Moreover, Rav Lior cites Teshuvot Tzitz Eliezer 13:100 who rules that one may assume an extraordinary risk in order to ave others in time of war. Rav Waldenburg proves his point by citing the Gemara (Shavuot 35b) that condones a Jewish king risking the lives of up to a sixth of the entire population in order to save the nation. We see that in war we focus on the needs of the community over the needs of an individual. Similarly, in times of war, he argues, one is permitted to assume a very great risk to save another. Thus, Rav Waldenburg permits an army medic to enter an area that is under enemy fire in an attempt to save the life of a wounded soldier lying in the field unshielded from the enemy fire. Rav Lior, in turn, asserts that it is permissible and meritorious to live in very dangerous areas of Yesha as we are essentially at war with Palestinian terror groups.
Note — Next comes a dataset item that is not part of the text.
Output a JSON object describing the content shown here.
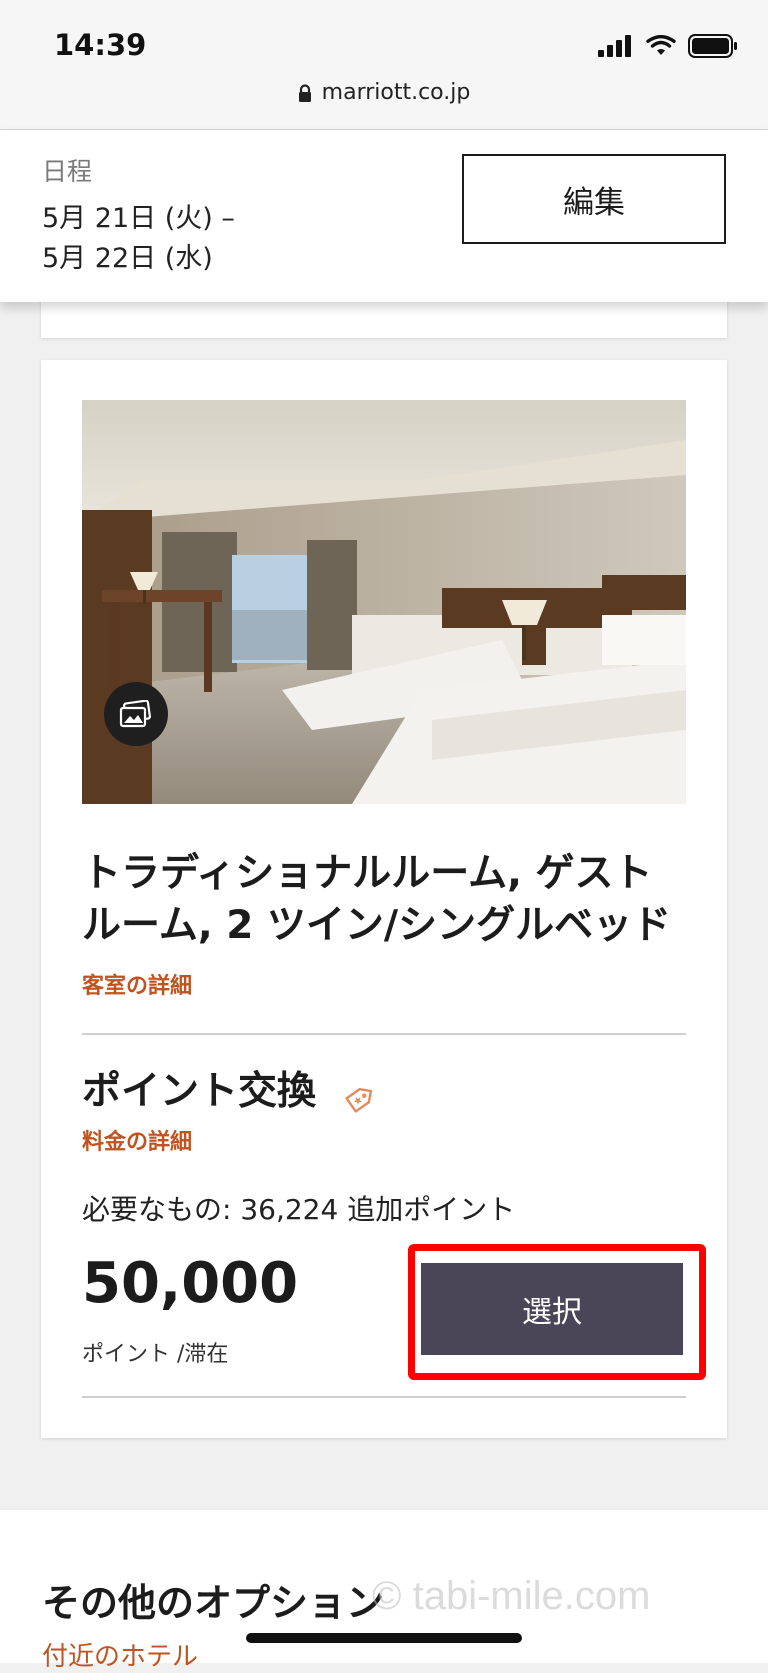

American Jewish Tourists
Many ask if it is permissible to assume risk and visit Israel in difficult times. We are familiar with the great economic and psychological need Israelis have for American Jews to visit Israel. The practice of so many Rabbanim and Orthodox organizations encouraging trips to Israel is most certainly halachically sound and meritorious. First, the risk involved in visiting Israel is relatively minimal as many merchants routinely visit Israel even during times of Arab violence. Second, Rav Moshe Lichtenstein notes that the Arabs are waging a war whose focus is to defeat Israel by disrupting Israeli life. He argues that the essential battle in Israel is to continue to live a “normal” life despite the Arab violence. Thus, even driving to work on a daily basis is part of this struggle. Rav Moshe argues that American Jews must take their part in the battle for Israel’s continued existence not only by political lobbying and battling media bias against Israel, but also by visiting Israel to the same extent as they would if the Arabs were not engaged in violence. Accordingly, one is permitted to assume even a very great risk in this unconventional war that is being fought on the roads, schools, workplaces, and homes of Israel.
Rav Lior concludes by citing the Rambam (Hilchot Melachim 7:15) that one who is in battle is forbidden to be afraid. Rav Lior notes that the emotion of fear is sinful and that we are obligated to overcome this emotion. He notes that one who has faith in Hashem can overcome fear. This is reminiscent of the story Rav Yosef Dov Soloveitchik relates (as cited in Al Hateshuva) that a psychologist once asked him why we pray on the Yamim Noraim (High Holidays) “Uvichein Tein Pachdecha Al Kol Maasecha,” that Hashem should place His fear on all beings. The psychologist noted that anxiety is the root of psychological illness, so why do we ask for fear and anxiety? The Rav responded that the fear of Hashem eliminates all other fear.
Accordingly, the Jews of Yesha appear to be fulfilling a heroic and historic role in insuring the viability of Medinat Yisrael, which represents the future of the Jewish People. Their heroic stand will most likely be greatly admired by future generations its the courage and determination. Similarly, those Jews who reside in Chutz Laaretz will most likely be judged by future generations as well to see if they displayed courage and determination and continued to visit Israel in its time of need.